== Segment start ==

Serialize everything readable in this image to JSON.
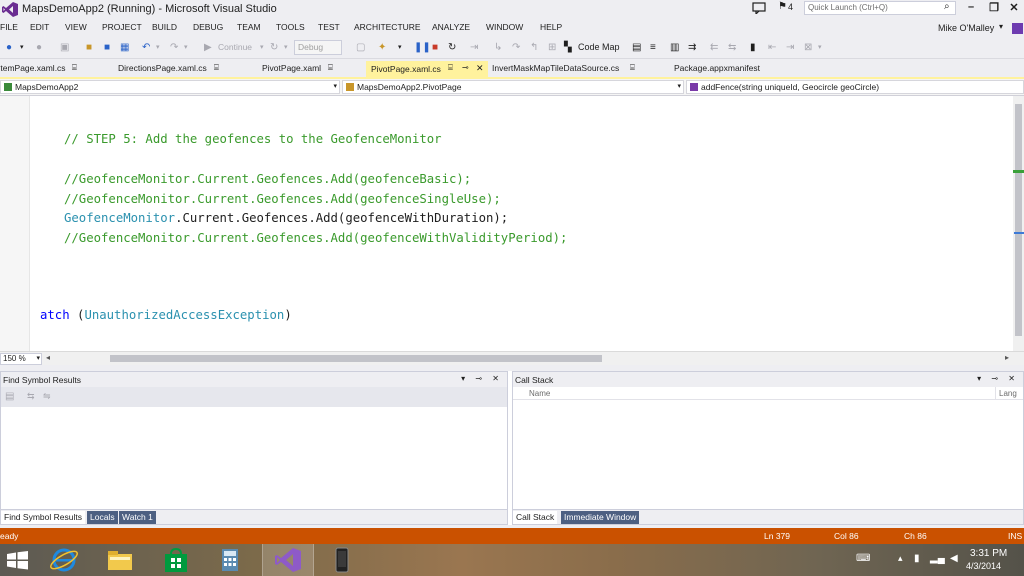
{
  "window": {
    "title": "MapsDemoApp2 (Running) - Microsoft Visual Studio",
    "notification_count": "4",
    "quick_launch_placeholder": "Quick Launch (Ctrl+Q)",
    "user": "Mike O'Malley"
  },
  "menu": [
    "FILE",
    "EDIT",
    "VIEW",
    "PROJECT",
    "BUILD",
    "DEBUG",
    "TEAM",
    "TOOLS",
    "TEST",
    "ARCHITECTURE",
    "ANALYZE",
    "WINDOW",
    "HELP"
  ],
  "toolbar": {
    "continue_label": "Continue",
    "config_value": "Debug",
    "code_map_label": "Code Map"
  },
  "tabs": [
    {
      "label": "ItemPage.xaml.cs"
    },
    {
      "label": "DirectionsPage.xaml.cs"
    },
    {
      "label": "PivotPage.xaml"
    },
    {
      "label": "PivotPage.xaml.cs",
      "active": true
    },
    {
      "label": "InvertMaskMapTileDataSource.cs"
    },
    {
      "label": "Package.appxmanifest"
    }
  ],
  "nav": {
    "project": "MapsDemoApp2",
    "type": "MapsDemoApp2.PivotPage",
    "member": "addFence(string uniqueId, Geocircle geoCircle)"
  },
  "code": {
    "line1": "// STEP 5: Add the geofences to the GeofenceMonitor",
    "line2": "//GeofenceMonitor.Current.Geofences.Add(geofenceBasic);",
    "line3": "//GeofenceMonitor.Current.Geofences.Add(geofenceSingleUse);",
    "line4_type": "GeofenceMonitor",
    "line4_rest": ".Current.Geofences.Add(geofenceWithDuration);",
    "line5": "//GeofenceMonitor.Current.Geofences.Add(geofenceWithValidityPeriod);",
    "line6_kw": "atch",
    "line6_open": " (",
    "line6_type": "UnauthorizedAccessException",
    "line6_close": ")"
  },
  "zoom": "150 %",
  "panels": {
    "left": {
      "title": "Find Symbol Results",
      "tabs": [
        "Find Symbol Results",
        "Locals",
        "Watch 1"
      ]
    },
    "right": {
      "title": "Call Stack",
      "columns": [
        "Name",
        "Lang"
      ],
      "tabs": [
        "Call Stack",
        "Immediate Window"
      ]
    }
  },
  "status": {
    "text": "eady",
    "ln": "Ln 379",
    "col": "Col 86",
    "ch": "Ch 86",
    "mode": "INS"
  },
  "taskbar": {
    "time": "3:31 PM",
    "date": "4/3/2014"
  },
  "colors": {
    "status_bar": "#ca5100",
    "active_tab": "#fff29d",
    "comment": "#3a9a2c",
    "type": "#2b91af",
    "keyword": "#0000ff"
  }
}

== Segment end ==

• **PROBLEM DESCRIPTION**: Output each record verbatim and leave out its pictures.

• **TASK RESULT**:
Serialize everything readable in this image to JSON.
{
  "window": {
    "title": "MapsDemoApp2 (Running) - Microsoft Visual Studio",
    "notification_count": "4",
    "quick_launch_placeholder": "Quick Launch (Ctrl+Q)",
    "user": "Mike O'Malley"
  },
  "menu": [
    "FILE",
    "EDIT",
    "VIEW",
    "PROJECT",
    "BUILD",
    "DEBUG",
    "TEAM",
    "TOOLS",
    "TEST",
    "ARCHITECTURE",
    "ANALYZE",
    "WINDOW",
    "HELP"
  ],
  "toolbar": {
    "continue_label": "Continue",
    "config_value": "Debug",
    "code_map_label": "Code Map"
  },
  "tabs": [
    {
      "label": "ItemPage.xaml.cs"
    },
    {
      "label": "DirectionsPage.xaml.cs"
    },
    {
      "label": "PivotPage.xaml"
    },
    {
      "label": "PivotPage.xaml.cs",
      "active": true
    },
    {
      "label": "InvertMaskMapTileDataSource.cs"
    },
    {
      "label": "Package.appxmanifest"
    }
  ],
  "nav": {
    "project": "MapsDemoApp2",
    "type": "MapsDemoApp2.PivotPage",
    "member": "addFence(string uniqueId, Geocircle geoCircle)"
  },
  "code": {
    "line1": "// STEP 5: Add the geofences to the GeofenceMonitor",
    "line2": "//GeofenceMonitor.Current.Geofences.Add(geofenceBasic);",
    "line3": "//GeofenceMonitor.Current.Geofences.Add(geofenceSingleUse);",
    "line4_type": "GeofenceMonitor",
    "line4_rest": ".Current.Geofences.Add(geofenceWithDuration);",
    "line5": "//GeofenceMonitor.Current.Geofences.Add(geofenceWithValidityPeriod);",
    "line6_kw": "atch",
    "line6_open": " (",
    "line6_type": "UnauthorizedAccessException",
    "line6_close": ")"
  },
  "zoom": "150 %",
  "panels": {
    "left": {
      "title": "Find Symbol Results",
      "tabs": [
        "Find Symbol Results",
        "Locals",
        "Watch 1"
      ]
    },
    "right": {
      "title": "Call Stack",
      "columns": [
        "Name",
        "Lang"
      ],
      "tabs": [
        "Call Stack",
        "Immediate Window"
      ]
    }
  },
  "status": {
    "text": "eady",
    "ln": "Ln 379",
    "col": "Col 86",
    "ch": "Ch 86",
    "mode": "INS"
  },
  "taskbar": {
    "time": "3:31 PM",
    "date": "4/3/2014"
  },
  "colors": {
    "status_bar": "#ca5100",
    "active_tab": "#fff29d",
    "comment": "#3a9a2c",
    "type": "#2b91af",
    "keyword": "#0000ff"
  }
}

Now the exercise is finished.